• _WORK TO BE COMPLETED_: Where a line of the records holds the string "title", copy that line.

(DATA UNDER STUDY begins)

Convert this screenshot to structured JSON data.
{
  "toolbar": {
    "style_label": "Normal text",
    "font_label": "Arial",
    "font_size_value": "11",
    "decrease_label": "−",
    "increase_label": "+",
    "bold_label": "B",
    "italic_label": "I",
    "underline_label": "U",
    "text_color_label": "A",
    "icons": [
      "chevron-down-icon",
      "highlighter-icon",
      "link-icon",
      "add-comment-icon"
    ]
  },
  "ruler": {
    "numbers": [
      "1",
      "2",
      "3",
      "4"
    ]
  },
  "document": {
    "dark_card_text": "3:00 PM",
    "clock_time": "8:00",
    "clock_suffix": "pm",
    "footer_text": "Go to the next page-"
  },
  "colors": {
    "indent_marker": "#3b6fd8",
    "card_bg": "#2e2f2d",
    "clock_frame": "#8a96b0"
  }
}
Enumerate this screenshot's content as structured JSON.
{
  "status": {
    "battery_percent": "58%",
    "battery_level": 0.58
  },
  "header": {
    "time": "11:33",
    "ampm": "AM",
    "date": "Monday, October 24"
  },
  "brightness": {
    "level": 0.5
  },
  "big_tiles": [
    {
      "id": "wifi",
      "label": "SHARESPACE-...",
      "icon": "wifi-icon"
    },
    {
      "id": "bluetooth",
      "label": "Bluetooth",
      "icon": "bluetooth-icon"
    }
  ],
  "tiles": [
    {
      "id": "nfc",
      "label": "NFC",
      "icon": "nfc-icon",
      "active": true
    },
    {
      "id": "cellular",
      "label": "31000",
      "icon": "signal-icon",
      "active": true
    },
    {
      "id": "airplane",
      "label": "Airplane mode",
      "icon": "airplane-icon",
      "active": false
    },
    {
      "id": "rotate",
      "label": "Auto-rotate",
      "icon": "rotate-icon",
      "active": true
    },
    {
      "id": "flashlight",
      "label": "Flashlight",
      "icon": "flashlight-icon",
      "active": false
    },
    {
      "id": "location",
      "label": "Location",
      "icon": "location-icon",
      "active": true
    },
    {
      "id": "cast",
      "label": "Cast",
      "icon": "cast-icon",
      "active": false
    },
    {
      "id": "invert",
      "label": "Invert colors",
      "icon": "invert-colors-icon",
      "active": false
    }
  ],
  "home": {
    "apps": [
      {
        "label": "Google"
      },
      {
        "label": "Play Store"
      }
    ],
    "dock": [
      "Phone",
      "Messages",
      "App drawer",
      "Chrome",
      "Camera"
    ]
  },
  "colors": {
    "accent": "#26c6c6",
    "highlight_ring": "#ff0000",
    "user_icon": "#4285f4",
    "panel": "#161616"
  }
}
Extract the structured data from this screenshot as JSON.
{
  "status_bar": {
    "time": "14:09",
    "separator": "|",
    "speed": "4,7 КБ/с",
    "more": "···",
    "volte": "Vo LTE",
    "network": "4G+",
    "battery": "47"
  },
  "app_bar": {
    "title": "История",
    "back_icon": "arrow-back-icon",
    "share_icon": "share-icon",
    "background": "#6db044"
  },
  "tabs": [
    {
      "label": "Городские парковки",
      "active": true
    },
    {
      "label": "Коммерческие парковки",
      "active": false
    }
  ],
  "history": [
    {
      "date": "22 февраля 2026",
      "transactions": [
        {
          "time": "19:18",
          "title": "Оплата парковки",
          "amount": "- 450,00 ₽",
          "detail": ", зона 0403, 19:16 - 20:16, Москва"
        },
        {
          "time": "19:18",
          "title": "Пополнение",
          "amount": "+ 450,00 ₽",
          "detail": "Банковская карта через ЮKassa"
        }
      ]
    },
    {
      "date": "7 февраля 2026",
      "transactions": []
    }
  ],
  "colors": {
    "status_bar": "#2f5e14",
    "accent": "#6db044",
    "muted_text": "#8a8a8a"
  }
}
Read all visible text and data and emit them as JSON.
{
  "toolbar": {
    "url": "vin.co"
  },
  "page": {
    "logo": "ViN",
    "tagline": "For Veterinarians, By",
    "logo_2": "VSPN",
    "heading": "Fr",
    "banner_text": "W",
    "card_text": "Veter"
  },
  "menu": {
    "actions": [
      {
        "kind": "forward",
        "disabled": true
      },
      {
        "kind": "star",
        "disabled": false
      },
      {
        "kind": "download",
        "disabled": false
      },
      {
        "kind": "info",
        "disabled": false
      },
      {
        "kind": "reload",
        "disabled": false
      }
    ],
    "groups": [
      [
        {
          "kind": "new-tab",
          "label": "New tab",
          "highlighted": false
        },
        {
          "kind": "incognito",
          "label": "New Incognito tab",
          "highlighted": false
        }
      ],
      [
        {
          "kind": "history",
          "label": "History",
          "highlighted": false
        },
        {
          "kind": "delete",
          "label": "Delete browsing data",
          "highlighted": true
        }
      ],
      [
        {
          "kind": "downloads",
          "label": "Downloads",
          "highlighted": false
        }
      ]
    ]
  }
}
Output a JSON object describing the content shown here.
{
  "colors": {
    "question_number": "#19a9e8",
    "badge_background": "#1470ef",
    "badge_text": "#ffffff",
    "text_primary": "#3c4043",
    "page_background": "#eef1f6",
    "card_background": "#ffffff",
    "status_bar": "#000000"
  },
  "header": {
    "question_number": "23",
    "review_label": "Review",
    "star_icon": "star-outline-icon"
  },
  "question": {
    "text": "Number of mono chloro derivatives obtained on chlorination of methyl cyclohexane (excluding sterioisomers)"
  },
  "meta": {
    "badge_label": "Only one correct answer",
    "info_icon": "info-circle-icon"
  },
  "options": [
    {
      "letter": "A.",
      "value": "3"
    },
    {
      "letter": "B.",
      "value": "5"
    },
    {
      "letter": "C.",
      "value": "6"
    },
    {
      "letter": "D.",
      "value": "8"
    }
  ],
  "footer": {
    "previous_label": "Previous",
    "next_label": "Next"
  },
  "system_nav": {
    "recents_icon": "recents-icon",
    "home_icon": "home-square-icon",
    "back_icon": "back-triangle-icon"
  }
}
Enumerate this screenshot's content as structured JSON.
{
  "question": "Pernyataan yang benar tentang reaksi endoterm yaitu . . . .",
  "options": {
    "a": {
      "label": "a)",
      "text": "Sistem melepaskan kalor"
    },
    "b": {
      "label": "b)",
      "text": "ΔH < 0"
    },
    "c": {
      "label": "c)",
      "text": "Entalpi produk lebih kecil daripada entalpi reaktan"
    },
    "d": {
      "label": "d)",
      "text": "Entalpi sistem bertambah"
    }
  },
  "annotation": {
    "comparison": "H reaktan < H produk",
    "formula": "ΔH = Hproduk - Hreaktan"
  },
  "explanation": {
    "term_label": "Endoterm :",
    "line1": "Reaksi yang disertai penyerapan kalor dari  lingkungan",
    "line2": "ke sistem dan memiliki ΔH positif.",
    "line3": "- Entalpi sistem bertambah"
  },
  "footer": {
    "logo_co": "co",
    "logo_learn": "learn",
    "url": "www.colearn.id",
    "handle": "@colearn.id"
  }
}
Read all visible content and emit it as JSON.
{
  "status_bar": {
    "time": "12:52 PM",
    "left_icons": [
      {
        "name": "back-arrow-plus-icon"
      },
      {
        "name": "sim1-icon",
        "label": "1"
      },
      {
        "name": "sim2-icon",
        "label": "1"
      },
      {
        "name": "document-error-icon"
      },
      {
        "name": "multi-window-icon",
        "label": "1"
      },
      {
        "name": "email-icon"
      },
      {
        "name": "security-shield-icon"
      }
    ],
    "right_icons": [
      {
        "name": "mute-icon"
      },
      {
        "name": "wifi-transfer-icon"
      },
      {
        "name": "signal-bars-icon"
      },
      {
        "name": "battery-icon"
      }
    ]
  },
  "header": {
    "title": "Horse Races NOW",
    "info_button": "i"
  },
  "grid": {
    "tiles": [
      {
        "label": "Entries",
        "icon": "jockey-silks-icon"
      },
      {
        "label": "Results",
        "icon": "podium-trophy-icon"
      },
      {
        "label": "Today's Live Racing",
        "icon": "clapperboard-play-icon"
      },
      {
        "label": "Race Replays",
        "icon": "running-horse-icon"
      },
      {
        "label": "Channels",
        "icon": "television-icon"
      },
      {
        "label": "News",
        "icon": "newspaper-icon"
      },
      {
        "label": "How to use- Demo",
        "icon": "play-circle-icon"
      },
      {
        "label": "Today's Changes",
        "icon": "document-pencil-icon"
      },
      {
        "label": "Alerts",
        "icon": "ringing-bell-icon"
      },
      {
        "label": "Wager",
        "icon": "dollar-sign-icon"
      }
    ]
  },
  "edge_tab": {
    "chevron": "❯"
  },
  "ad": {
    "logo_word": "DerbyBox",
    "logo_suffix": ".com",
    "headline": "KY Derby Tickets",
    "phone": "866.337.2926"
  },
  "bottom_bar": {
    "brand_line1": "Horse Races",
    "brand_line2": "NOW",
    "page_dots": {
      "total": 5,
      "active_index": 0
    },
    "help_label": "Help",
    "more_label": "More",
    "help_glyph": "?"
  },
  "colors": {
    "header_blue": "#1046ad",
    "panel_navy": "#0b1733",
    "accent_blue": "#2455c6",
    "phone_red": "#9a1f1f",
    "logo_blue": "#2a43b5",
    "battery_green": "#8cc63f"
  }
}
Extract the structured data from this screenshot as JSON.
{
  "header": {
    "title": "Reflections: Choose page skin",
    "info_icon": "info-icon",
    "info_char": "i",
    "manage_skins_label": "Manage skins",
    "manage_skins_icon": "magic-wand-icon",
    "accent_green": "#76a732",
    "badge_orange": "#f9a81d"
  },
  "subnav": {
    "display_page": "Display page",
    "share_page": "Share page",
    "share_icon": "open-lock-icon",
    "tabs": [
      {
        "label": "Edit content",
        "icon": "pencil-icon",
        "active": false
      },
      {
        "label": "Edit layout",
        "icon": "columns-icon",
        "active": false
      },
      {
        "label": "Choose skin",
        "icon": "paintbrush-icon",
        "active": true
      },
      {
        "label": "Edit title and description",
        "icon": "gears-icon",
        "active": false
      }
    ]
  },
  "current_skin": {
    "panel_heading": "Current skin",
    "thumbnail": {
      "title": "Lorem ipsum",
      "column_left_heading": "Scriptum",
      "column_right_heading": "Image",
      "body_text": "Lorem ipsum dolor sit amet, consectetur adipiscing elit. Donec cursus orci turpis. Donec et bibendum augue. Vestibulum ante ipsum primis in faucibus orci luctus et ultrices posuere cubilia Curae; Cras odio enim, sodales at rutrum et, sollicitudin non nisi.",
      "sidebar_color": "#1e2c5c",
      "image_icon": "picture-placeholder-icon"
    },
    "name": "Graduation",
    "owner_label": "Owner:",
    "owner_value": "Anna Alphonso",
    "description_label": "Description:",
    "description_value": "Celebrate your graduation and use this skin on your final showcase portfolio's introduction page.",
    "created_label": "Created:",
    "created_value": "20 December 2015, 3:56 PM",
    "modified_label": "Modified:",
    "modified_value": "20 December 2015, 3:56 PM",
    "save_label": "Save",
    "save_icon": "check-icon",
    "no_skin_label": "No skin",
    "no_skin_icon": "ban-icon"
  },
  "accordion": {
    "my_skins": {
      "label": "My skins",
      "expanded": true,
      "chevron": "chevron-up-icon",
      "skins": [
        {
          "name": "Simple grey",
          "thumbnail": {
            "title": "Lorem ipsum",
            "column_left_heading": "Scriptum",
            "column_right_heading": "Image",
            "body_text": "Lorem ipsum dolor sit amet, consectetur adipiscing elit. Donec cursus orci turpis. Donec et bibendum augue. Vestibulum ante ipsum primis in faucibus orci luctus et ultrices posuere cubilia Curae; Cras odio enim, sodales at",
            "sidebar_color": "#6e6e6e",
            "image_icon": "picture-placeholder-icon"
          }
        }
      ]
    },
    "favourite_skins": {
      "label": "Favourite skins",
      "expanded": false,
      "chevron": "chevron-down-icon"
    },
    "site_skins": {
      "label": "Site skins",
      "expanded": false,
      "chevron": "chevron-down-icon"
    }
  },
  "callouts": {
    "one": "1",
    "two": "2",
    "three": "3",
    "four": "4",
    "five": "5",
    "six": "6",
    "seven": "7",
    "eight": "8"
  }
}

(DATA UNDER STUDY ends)

• _WRITTEN SOLUTION_:
    "title": "История",
          "title": "Оплата парковки",
          "title": "Пополнение",
    "title": "Horse Races NOW",
    "title": "Reflections: Choose page skin",
        "label": "Edit title and description",
      "title": "Lorem ipsum",
            "title": "Lorem ipsum",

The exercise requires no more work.